    – Dean
    May 15, 2015 at 13:37

Maybe you should mention some more info on how you plan to use the relays. PCB mounted fuses are common so there is nothing exotic about them. Only thing I would miss when using PCB mounted fuse holders in this kind of application are blade terminals for easy connection of wires.

I would add some kind of screw terminal of some sorts. Like a ERNI Power bug, or similar:

enter image description here

As the PCB would be in a harsh environment you should use a dust and waterproof enclosure (but with at least some kind of draining hole). Use coating on the PCB to keep it clear of moisture. There are lots of PCB in cars so there is nothing unusual about using a PCB in this kind of applications.

Regarding the current carrying capacity of the PCB you could use a bit thicker copper than standard. 70um perhaps. You will probably need to route it with copper pours rather than traces, it depends on how your CAD program works.

  • \$\begingroup\$ So this fusebox design is part practice and part formula sae. I have a current layout of a standard design using fuse and relay holders (though it's hard to find the required sizes online). We currently use micros relays for the fan, injection and ignition coils and something called hiside (not sure what that means as I only do ElecEng). Would using PCB relays be problematic? \$\endgroup\$ May 15, 2015 at 13:52
  • \$\begingroup\$ Without knowing exactly how you use the relays for the injection and ignition coil I would say that PCB relays are fine. But use some kind of socket on the PCB so you can replace the relays easily. \$\endgroup\$
    – Dejvid_no1
    May 15, 2015 at 13:58
  • \$\begingroup\$ Unfortunately, as it's my first year as part of the team, I am having more of an intro to the electronics (though as the only ElecEng member, they've got me redesigning quite a bit of the old design). At the moment there are connected to the ecu via the fusebox. The previous years did this so that the current wasn't too high for the ecu. \$\endgroup\$ May 15, 2015 at 14:13

Your Answer

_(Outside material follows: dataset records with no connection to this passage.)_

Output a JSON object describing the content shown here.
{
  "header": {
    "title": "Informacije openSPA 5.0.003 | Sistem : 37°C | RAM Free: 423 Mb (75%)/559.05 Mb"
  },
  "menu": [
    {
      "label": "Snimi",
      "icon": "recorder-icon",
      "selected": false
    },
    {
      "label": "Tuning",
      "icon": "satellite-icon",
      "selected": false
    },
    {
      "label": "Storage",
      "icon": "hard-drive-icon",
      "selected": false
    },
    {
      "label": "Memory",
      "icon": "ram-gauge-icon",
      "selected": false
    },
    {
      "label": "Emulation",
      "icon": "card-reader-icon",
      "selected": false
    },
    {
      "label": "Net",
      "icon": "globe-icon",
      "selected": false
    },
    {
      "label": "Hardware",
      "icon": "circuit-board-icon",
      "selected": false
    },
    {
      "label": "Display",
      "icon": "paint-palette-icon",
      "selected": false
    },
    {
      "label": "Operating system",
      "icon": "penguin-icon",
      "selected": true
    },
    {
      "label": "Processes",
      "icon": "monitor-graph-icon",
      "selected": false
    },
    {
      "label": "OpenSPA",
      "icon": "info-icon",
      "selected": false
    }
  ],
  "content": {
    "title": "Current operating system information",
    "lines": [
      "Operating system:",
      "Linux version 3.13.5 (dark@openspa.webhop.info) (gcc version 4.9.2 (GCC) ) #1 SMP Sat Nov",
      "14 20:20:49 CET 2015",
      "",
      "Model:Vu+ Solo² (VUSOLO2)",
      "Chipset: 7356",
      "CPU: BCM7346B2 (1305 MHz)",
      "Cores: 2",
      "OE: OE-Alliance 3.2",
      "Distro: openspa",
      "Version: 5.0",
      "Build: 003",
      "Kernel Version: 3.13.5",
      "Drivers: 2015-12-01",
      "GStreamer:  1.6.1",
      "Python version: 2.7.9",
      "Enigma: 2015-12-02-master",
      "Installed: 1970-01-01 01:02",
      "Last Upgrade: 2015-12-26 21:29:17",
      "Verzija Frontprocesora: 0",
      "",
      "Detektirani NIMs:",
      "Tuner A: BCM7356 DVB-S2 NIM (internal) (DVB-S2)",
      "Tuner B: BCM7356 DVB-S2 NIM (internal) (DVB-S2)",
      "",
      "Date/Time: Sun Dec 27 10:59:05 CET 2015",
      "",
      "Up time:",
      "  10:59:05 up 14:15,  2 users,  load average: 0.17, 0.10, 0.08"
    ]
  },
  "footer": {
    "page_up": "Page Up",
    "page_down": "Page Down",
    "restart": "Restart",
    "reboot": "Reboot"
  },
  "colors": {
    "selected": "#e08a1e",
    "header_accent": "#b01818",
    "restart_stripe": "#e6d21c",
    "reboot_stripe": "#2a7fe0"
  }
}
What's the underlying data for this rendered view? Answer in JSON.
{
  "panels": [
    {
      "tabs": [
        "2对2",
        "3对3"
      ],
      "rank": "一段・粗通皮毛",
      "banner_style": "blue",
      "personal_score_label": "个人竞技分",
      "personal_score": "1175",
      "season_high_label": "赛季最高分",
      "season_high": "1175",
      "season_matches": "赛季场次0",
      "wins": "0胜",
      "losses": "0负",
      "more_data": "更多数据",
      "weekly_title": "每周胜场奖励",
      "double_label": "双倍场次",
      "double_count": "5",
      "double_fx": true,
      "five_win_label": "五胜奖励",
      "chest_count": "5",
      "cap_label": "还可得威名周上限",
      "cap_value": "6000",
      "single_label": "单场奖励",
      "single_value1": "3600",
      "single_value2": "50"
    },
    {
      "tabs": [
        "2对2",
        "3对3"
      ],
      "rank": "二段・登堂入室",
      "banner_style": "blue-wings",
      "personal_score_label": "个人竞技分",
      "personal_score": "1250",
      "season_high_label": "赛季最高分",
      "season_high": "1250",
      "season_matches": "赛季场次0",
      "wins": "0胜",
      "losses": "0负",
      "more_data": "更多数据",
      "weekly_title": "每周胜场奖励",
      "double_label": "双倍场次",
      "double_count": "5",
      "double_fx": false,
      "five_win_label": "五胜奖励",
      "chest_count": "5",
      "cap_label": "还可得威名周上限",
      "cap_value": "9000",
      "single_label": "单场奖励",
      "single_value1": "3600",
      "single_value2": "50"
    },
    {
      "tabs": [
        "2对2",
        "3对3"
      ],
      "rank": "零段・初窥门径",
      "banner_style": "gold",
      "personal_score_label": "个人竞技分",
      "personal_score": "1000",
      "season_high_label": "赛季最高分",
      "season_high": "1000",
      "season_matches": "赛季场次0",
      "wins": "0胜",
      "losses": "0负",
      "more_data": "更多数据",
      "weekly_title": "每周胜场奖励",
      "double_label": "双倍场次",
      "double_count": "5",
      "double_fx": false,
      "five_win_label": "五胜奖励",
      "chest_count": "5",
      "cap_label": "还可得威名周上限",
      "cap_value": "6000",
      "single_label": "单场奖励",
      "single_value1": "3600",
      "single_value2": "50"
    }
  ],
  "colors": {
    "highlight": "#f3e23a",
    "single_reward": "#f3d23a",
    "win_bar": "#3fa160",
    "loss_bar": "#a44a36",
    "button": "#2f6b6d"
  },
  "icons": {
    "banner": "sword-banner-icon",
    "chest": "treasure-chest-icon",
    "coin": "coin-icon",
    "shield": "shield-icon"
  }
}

By clicking “Post Your Answer”, you agree to our terms of service, privacy policy and cookie policy

Not the answer you're looking for? Browse other questions tagged or ask your own question.